The weeks passed, and the day quickly arrived for us to load up, and travel back to Delaware. Annabelle was so excited, as her and Daddy were going to sleep in a "princess bed " at the Ronald McDonald House. I was to stay with Hazel through her sleep study.
We had an appointment with the pulmonologist in the afternoon, which set my heart and mind at ease. The team at Nemours was friendly and welcoming once again. I cannot say enough for the staff there. Every person in that building greeted us with smiles, answering any questions, and extinguishing any concerns we had.
After we finished up with the pulmonologist, we took advantage of the beautiful weather and the playground. Annabelle was getting antsy, after being stuck in the car all morning, then playing quietly through Hazel's appointment. She was excited to have a chance to run, climb, slide, and swing her energy out.
Before long, we had dinner, and headed back to the hospital. Hazel took a catnap as we navigated the halls towards the sleep center. I got myself turned around at one point, and was helped by a kind maintenance worker, who pointed me in the right direction.
The room was plain. Nothing special about it. A couch on one side, a bed on the other, and a crib in the middle. It was all set up, waiting for Hazel.
This is it.

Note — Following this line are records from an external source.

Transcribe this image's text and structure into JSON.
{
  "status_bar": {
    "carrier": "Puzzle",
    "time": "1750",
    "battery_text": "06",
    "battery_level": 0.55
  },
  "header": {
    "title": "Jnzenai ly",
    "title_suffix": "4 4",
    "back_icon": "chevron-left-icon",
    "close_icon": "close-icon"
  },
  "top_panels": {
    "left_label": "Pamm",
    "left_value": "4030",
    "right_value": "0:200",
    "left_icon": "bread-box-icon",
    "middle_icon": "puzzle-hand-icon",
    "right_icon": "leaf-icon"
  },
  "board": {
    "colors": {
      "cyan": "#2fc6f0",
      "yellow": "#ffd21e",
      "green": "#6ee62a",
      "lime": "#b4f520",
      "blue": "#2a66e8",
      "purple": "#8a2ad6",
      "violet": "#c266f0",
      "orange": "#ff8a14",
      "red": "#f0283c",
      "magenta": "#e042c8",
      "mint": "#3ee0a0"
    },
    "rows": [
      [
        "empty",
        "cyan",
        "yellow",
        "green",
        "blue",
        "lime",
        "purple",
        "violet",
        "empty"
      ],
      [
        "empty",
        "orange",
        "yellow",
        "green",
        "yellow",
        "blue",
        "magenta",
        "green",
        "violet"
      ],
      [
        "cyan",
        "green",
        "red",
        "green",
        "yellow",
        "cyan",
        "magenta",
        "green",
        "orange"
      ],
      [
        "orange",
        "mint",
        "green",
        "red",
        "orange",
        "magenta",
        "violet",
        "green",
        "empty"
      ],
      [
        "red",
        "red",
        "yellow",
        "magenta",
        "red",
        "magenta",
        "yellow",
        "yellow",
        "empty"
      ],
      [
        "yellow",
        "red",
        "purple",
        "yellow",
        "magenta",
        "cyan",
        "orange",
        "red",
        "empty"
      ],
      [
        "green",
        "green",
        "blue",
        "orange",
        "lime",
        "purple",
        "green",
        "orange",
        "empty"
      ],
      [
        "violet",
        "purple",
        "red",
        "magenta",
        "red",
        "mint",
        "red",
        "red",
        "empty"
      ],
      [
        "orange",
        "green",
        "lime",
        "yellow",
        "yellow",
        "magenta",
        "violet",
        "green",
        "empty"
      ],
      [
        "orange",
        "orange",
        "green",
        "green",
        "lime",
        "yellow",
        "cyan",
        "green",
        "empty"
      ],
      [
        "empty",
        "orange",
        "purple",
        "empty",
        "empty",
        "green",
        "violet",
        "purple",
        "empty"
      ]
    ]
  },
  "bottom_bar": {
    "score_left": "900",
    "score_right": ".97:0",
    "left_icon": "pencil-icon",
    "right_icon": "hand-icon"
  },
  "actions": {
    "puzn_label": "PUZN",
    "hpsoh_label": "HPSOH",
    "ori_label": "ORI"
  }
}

She was rather tolerant of the wires as they were glued to her hair and face. The technician wrapped a roll of gauze around her head and face to hold all the sensors in place, and wrapped more sensors around her torso. She looked a little silly, with her face all scrunched, peeping out of the gauze wrap. She didn't seem to mind at all.
She nursed.
And fell asleep.
And just like that, the study began.
She only woke a few times, and was settled back down without needing to be held, or nursed again. She really was a champ through the whole procedure.
6:30am came around, and the study was over, just as quickly as it began.
She was cleaned up and sent on her way.
That's it? We're done?
"We will have your results in about two weeks," we were told.
Two weeks? I  have to wait another two weeks to find out if my baby is breathing in her sleep?
When we received the results of the study, we were told that she showed no signs of central sleep apnea. In other words, she's not holding her breath in her sleep. This can be common in achondroplastic children, and can signify bigger proplems. Whew! However, she did experience some obstructive sleep apnea. Snoring. Her airways are so tiny, that any slight inflammation, irritation, or even a little boogery nose, can affect her breathing more than an average child. It wasn't bad enough to cause a need for a CPAP machine, but she was prescribed a few medications to help clear up her airways. She will also have a follow-up study in November, to see she is doing.
Yup. We get to go through it again.
But this time, I know more of what to expect.
Yes, she will be older. Yes, she will probably put up a fight next time. No, it will not be fun.
But it's in November.
Today, I am dealing with today.
Today, she is learning to roll, and reach for toys.
Today, she is starting to babble, and blow raspberries.
Today, she is smiling all the time.
Today, I am choosing to live in the present.
One day at a time.